Write each line out a second time, exactly as shown below.

> _DATA FOR THE TASK_
----

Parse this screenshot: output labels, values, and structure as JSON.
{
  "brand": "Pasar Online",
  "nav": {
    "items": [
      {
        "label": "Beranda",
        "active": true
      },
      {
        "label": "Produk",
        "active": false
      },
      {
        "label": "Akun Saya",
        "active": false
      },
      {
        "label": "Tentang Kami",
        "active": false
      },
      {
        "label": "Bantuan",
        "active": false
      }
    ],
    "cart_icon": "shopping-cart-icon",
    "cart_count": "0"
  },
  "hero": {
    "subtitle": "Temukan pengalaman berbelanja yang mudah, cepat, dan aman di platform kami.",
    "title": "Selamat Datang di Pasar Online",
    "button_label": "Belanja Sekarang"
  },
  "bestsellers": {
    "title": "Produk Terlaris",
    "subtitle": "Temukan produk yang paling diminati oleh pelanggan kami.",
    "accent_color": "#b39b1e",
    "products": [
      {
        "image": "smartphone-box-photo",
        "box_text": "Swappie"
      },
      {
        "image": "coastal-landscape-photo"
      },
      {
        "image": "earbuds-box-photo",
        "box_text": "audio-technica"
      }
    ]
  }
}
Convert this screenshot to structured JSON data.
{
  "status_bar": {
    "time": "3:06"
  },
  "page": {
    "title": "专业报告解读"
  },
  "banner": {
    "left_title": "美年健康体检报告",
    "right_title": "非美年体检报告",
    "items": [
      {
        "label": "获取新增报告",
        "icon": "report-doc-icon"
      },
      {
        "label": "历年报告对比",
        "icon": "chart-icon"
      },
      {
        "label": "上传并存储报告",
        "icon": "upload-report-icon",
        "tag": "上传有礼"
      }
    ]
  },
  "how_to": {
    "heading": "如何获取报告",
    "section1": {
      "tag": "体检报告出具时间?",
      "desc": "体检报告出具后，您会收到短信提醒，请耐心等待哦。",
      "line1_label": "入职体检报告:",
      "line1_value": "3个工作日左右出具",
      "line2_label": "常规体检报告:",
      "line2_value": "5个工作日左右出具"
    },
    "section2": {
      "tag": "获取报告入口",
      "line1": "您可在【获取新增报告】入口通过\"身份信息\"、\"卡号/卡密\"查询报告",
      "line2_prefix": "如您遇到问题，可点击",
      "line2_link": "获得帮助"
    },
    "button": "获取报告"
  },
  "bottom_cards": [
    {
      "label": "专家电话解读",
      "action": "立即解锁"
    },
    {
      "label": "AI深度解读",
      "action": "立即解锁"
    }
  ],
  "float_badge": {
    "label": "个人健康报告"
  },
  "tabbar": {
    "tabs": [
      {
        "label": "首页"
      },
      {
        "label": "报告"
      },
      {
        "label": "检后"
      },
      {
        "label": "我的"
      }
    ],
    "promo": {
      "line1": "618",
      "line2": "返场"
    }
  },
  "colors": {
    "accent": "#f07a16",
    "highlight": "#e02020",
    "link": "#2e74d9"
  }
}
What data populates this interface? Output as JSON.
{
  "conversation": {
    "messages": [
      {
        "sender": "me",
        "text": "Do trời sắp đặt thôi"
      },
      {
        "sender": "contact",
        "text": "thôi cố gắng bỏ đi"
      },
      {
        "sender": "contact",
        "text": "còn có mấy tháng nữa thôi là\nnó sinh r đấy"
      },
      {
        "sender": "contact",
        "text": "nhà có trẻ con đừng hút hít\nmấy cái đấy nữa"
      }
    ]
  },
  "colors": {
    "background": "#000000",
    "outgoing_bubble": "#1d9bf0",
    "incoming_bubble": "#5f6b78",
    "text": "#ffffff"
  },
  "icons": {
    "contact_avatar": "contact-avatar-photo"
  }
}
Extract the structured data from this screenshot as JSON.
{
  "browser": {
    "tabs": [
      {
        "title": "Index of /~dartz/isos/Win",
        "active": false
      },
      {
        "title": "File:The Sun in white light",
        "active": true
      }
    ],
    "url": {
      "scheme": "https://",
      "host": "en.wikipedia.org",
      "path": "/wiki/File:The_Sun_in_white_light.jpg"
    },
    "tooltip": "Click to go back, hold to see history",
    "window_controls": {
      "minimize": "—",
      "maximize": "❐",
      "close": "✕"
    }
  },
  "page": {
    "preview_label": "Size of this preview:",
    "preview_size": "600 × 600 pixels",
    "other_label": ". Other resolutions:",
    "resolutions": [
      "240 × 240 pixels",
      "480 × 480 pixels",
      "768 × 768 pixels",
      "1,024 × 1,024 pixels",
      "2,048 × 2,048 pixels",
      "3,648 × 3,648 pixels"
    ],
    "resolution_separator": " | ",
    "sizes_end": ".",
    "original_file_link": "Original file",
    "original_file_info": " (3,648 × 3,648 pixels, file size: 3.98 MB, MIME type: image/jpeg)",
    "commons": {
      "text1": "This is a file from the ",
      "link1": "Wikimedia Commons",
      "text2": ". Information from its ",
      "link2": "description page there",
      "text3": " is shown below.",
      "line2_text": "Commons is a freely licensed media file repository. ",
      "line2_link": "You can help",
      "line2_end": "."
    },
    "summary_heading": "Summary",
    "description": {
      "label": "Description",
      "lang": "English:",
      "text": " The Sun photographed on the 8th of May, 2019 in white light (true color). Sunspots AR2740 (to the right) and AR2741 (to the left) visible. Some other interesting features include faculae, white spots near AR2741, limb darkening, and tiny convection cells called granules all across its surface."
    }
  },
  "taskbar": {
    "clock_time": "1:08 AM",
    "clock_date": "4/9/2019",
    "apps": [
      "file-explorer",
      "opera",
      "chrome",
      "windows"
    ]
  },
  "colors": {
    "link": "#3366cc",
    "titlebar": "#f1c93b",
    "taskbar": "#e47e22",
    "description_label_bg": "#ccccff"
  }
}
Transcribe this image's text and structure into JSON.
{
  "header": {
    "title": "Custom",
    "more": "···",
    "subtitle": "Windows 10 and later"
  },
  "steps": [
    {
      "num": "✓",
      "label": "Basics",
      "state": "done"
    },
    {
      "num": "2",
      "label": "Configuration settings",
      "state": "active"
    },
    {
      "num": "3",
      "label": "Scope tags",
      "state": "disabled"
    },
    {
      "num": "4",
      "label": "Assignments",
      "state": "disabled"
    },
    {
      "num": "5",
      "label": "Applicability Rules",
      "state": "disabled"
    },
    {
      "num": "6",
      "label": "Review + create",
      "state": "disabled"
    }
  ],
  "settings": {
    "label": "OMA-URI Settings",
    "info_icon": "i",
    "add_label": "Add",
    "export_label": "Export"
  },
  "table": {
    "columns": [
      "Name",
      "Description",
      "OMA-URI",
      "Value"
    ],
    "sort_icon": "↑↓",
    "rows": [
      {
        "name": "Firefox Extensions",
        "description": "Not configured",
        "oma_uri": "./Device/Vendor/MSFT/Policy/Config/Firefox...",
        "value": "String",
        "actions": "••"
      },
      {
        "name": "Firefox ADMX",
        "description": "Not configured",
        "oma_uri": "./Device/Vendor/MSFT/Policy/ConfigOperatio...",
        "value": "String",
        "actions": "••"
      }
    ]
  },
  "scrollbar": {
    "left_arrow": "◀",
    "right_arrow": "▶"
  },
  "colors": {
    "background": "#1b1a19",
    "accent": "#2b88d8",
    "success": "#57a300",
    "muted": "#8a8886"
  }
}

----

> _ANSWER SPACE_
Parse this screenshot: output labels, values, and structure as JSON.
{
  "brand": "Pasar Online",
  "nav": {
    "items": [
      {
        "label": "Beranda",
        "active": true
      },
      {
        "label": "Produk",
        "active": false
      },
      {
        "label": "Akun Saya",
        "active": false
      },
      {
        "label": "Tentang Kami",
        "active": false
      },
      {
        "label": "Bantuan",
        "active": false
      }
    ],
    "cart_icon": "shopping-cart-icon",
    "cart_count": "0"
  },
  "hero": {
    "subtitle": "Temukan pengalaman berbelanja yang mudah, cepat, dan aman di platform kami.",
    "title": "Selamat Datang di Pasar Online",
    "button_label": "Belanja Sekarang"
  },
  "bestsellers": {
    "title": "Produk Terlaris",
    "subtitle": "Temukan produk yang paling diminati oleh pelanggan kami.",
    "accent_color": "#b39b1e",
    "products": [
      {
        "image": "smartphone-box-photo",
        "box_text": "Swappie"
      },
      {
        "image": "coastal-landscape-photo"
      },
      {
        "image": "earbuds-box-photo",
        "box_text": "audio-technica"
      }
    ]
  }
}
Convert this screenshot to structured JSON data.
{
  "status_bar": {
    "time": "3:06"
  },
  "page": {
    "title": "专业报告解读"
  },
  "banner": {
    "left_title": "美年健康体检报告",
    "right_title": "非美年体检报告",
    "items": [
      {
        "label": "获取新增报告",
        "icon": "report-doc-icon"
      },
      {
        "label": "历年报告对比",
        "icon": "chart-icon"
      },
      {
        "label": "上传并存储报告",
        "icon": "upload-report-icon",
        "tag": "上传有礼"
      }
    ]
  },
  "how_to": {
    "heading": "如何获取报告",
    "section1": {
      "tag": "体检报告出具时间?",
      "desc": "体检报告出具后，您会收到短信提醒，请耐心等待哦。",
      "line1_label": "入职体检报告:",
      "line1_value": "3个工作日左右出具",
      "line2_label": "常规体检报告:",
      "line2_value": "5个工作日左右出具"
    },
    "section2": {
      "tag": "获取报告入口",
      "line1": "您可在【获取新增报告】入口通过\"身份信息\"、\"卡号/卡密\"查询报告",
      "line2_prefix": "如您遇到问题，可点击",
      "line2_link": "获得帮助"
    },
    "button": "获取报告"
  },
  "bottom_cards": [
    {
      "label": "专家电话解读",
      "action": "立即解锁"
    },
    {
      "label": "AI深度解读",
      "action": "立即解锁"
    }
  ],
  "float_badge": {
    "label": "个人健康报告"
  },
  "tabbar": {
    "tabs": [
      {
        "label": "首页"
      },
      {
        "label": "报告"
      },
      {
        "label": "检后"
      },
      {
        "label": "我的"
      }
    ],
    "promo": {
      "line1": "618",
      "line2": "返场"
    }
  },
  "colors": {
    "accent": "#f07a16",
    "highlight": "#e02020",
    "link": "#2e74d9"
  }
}
What data populates this interface? Output as JSON.
{
  "conversation": {
    "messages": [
      {
        "sender": "me",
        "text": "Do trời sắp đặt thôi"
      },
      {
        "sender": "contact",
        "text": "thôi cố gắng bỏ đi"
      },
      {
        "sender": "contact",
        "text": "còn có mấy tháng nữa thôi là\nnó sinh r đấy"
      },
      {
        "sender": "contact",
        "text": "nhà có trẻ con đừng hút hít\nmấy cái đấy nữa"
      }
    ]
  },
  "colors": {
    "background": "#000000",
    "outgoing_bubble": "#1d9bf0",
    "incoming_bubble": "#5f6b78",
    "text": "#ffffff"
  },
  "icons": {
    "contact_avatar": "contact-avatar-photo"
  }
}
Extract the structured data from this screenshot as JSON.
{
  "browser": {
    "tabs": [
      {
        "title": "Index of /~dartz/isos/Win",
        "active": false
      },
      {
        "title": "File:The Sun in white light",
        "active": true
      }
    ],
    "url": {
      "scheme": "https://",
      "host": "en.wikipedia.org",
      "path": "/wiki/File:The_Sun_in_white_light.jpg"
    },
    "tooltip": "Click to go back, hold to see history",
    "window_controls": {
      "minimize": "—",
      "maximize": "❐",
      "close": "✕"
    }
  },
  "page": {
    "preview_label": "Size of this preview:",
    "preview_size": "600 × 600 pixels",
    "other_label": ". Other resolutions:",
    "resolutions": [
      "240 × 240 pixels",
      "480 × 480 pixels",
      "768 × 768 pixels",
      "1,024 × 1,024 pixels",
      "2,048 × 2,048 pixels",
      "3,648 × 3,648 pixels"
    ],
    "resolution_separator": " | ",
    "sizes_end": ".",
    "original_file_link": "Original file",
    "original_file_info": " (3,648 × 3,648 pixels, file size: 3.98 MB, MIME type: image/jpeg)",
    "commons": {
      "text1": "This is a file from the ",
      "link1": "Wikimedia Commons",
      "text2": ". Information from its ",
      "link2": "description page there",
      "text3": " is shown below.",
      "line2_text": "Commons is a freely licensed media file repository. ",
      "line2_link": "You can help",
      "line2_end": "."
    },
    "summary_heading": "Summary",
    "description": {
      "label": "Description",
      "lang": "English:",
      "text": " The Sun photographed on the 8th of May, 2019 in white light (true color). Sunspots AR2740 (to the right) and AR2741 (to the left) visible. Some other interesting features include faculae, white spots near AR2741, limb darkening, and tiny convection cells called granules all across its surface."
    }
  },
  "taskbar": {
    "clock_time": "1:08 AM",
    "clock_date": "4/9/2019",
    "apps": [
      "file-explorer",
      "opera",
      "chrome",
      "windows"
    ]
  },
  "colors": {
    "link": "#3366cc",
    "titlebar": "#f1c93b",
    "taskbar": "#e47e22",
    "description_label_bg": "#ccccff"
  }
}
Transcribe this image's text and structure into JSON.
{
  "header": {
    "title": "Custom",
    "more": "···",
    "subtitle": "Windows 10 and later"
  },
  "steps": [
    {
      "num": "✓",
      "label": "Basics",
      "state": "done"
    },
    {
      "num": "2",
      "label": "Configuration settings",
      "state": "active"
    },
    {
      "num": "3",
      "label": "Scope tags",
      "state": "disabled"
    },
    {
      "num": "4",
      "label": "Assignments",
      "state": "disabled"
    },
    {
      "num": "5",
      "label": "Applicability Rules",
      "state": "disabled"
    },
    {
      "num": "6",
      "label": "Review + create",
      "state": "disabled"
    }
  ],
  "settings": {
    "label": "OMA-URI Settings",
    "info_icon": "i",
    "add_label": "Add",
    "export_label": "Export"
  },
  "table": {
    "columns": [
      "Name",
      "Description",
      "OMA-URI",
      "Value"
    ],
    "sort_icon": "↑↓",
    "rows": [
      {
        "name": "Firefox Extensions",
        "description": "Not configured",
        "oma_uri": "./Device/Vendor/MSFT/Policy/Config/Firefox...",
        "value": "String",
        "actions": "••"
      },
      {
        "name": "Firefox ADMX",
        "description": "Not configured",
        "oma_uri": "./Device/Vendor/MSFT/Policy/ConfigOperatio...",
        "value": "String",
        "actions": "••"
      }
    ]
  },
  "scrollbar": {
    "left_arrow": "◀",
    "right_arrow": "▶"
  },
  "colors": {
    "background": "#1b1a19",
    "accent": "#2b88d8",
    "success": "#57a300",
    "muted": "#8a8886"
  }
}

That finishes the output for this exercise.